That’s a pretty amazing gesture from Price. It’s also extraordinarily telling that such a gesture is even necessary.

Under a March agreement with Major League Baseball, minor leaguers have been receiving financial assistance that is set to expire at the end of May. Baseball America reported earlier this week that the Dodgers will continue to pay their minor leaguers $400 per week past May 31, but it is unclear how long such payments would go. Even if one were to assume that the payments will continue throughout the month of June, however, it’s worth noting that $400 a week is not a substantial amount of money for players to live on, on which to support families, and on which to train and remain ready to play baseball if and when they are asked to return.
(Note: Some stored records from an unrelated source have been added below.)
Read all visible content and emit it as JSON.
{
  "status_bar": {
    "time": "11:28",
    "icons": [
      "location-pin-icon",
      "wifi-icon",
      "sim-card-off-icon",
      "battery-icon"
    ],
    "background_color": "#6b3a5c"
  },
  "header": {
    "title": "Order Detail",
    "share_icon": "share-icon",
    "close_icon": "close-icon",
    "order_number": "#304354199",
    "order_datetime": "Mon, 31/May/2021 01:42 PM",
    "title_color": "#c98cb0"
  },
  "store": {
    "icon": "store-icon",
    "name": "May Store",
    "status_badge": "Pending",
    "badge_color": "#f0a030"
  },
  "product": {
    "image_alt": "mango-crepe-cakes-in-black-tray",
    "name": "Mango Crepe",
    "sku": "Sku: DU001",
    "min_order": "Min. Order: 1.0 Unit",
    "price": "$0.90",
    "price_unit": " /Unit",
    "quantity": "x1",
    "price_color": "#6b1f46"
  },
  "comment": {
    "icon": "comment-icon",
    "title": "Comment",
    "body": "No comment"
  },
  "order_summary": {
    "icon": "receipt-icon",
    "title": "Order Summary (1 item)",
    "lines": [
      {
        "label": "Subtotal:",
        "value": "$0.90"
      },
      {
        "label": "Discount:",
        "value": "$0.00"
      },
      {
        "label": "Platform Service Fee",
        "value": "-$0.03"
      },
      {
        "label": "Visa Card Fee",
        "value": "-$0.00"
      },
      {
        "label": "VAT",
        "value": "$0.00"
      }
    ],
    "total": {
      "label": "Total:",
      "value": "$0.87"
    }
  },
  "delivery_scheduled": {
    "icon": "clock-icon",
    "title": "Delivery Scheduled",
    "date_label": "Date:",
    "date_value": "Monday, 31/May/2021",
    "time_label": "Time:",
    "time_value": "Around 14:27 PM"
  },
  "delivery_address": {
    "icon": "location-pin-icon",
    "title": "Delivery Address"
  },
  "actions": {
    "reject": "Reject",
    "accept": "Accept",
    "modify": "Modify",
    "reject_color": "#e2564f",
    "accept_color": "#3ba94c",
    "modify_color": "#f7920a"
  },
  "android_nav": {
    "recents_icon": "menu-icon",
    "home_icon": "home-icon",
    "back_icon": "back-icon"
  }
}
Price’s generosity should be lauded here, but this should not be considered a feel-good story overall. Major League Baseball, which has always woefully underpaid its minor leaguers has left them in a vulnerable position once again.